Are we experiencing a “libertarian moment” in American politics? Some say yes, and of course, I’d like to believe that. Others say no. Unfortunately, the debate has largely been about the sentiment of young voters. As interesting as that may be, there is no age limit for voting at the polls. What I really want to know is the sentiment of voters writ large. Hard data on that question is not available (yet), but what data we do have suggests skepticism.
While there are plenty of opinion surveys out there to choose from to answer the question, we want to avoid cherry picking the polls to get the answers we want. And the best way to avoid that it to repair to the “policy mood” time series first created by political scientist James Stimson in Public Opinion in America: Moods, Cycles, and Swings (1991) and updated since by the Policy Agendas Project at the University of Texas at Austin.
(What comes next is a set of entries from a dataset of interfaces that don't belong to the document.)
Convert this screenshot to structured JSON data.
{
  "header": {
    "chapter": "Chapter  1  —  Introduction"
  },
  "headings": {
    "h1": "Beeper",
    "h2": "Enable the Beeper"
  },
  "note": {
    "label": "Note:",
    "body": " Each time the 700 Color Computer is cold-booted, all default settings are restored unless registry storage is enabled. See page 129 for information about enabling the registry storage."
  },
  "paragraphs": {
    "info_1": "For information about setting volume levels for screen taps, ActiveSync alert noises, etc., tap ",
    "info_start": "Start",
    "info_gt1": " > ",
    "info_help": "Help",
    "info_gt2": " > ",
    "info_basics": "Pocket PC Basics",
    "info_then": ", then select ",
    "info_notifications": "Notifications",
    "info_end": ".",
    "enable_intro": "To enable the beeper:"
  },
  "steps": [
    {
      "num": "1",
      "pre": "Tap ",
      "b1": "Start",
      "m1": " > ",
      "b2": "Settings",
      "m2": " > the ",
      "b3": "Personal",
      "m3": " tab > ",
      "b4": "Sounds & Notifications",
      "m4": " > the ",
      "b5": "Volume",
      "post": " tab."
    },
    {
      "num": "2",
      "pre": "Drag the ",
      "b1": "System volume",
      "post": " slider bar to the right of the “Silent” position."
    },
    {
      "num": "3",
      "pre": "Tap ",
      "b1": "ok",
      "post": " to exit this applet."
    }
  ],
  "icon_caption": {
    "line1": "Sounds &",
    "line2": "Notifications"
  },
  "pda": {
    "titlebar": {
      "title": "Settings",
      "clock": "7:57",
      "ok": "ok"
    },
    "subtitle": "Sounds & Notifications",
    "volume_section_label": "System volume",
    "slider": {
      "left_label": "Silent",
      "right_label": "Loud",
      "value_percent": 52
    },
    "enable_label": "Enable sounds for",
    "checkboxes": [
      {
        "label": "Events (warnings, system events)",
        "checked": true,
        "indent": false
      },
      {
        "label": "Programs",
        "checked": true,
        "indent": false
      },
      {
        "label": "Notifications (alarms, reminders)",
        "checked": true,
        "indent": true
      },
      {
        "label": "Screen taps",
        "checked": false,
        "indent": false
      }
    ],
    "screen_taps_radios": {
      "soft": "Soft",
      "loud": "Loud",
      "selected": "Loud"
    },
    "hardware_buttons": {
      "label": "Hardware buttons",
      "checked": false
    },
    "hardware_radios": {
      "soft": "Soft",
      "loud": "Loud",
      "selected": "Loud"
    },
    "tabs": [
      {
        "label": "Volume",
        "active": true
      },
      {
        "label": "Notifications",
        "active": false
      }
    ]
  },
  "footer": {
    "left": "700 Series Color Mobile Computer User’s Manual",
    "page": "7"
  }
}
The policy mood dataset is a statistically sophisticated aggregation of all available commercial and academic surveys of public opinion regarding various policy issues since 1946. The questions tend to eschew the abstract (“Do you support more or less government in our lives?”) for the concrete. A typical question making up the policy mood data looks like this:
Some people believe that we should spend much less money for defense. Others feel that defense spending should be greatly increased. Where would you place YOURSELF on this scale, or haven’t you thought much about this?
The aggregation works because support for government intervention in one policy arena moves in tandem with other policy arenas. So even though the baseline of public support for more government differs across issue domains, when public support for move government intervention to reduce pollution, say, rises by 10%, we’ll also find that public support for more farm subsidies will likewise rise by roughly the same degree.
In the 4th quarter of 2011 – the most recent quarter for which we have policy mood data – public support for liberalism (popularly understood) stood at 55%.
There are plenty of libertarian sentiments buried in the basket of liberalism, however, so that number tells us less than we might wish. Accordingly, let’s disaggregate the data and look simply at domestic economic issues (tax and spending matters), regulation, and support for various wealth transfers. While libertarianism is about more than that, it’s hard to imagine a libertarian moment if public support for government in those policy arenas is strong.
In 2010 – the most recent year for which we have that data – public support for more government along those dimensions stood at 68% (nine percentage points higher than the public support for liberalism in 2010).
Of course, four years is a long time in American politics, but it’s not that long. While it’s possible that a massive collapse in support for government has occurred since then, bear in mind that public support for liberalism (again, popularly understood) has never dipped below 48% (the figure reached in 1952). The lowest degree of support for government along our more narrow set of core economic issues (let’s call it the Taylor data subset) has likewise never dropped below the record set in 1952 – 52%. In fact, public support for government along these economic dimensions has been increasing.
One often hears that survey questions like these are bogus because they are usually unaccompanied by any mention of the higher taxes or increased borrowing necessary to pay for whatever government program is on the table. But Stimson finds that there is little difference in the responses to survey questions that mention cost and survey questions that don’t. Regardless, trends in public preference for more or less government still tell us something even if this criticism is valid.
A stronger objection might be that public opinion is so uninformed that such questions do not elicit true beliefs because there ARE no true beliefs to unearth. Perhaps. But if so, “libertarian momentarians” are no better off. There can scarcely be a libertarian moment if there are no real ideological preferences of any sort in the American public.
Hopefully, someone will crunch the more recent survey numbers to produce the 2011-2014 policy mood data. I’m betting that, when they do, it will show far less of a “moment” than libertarians would like to see.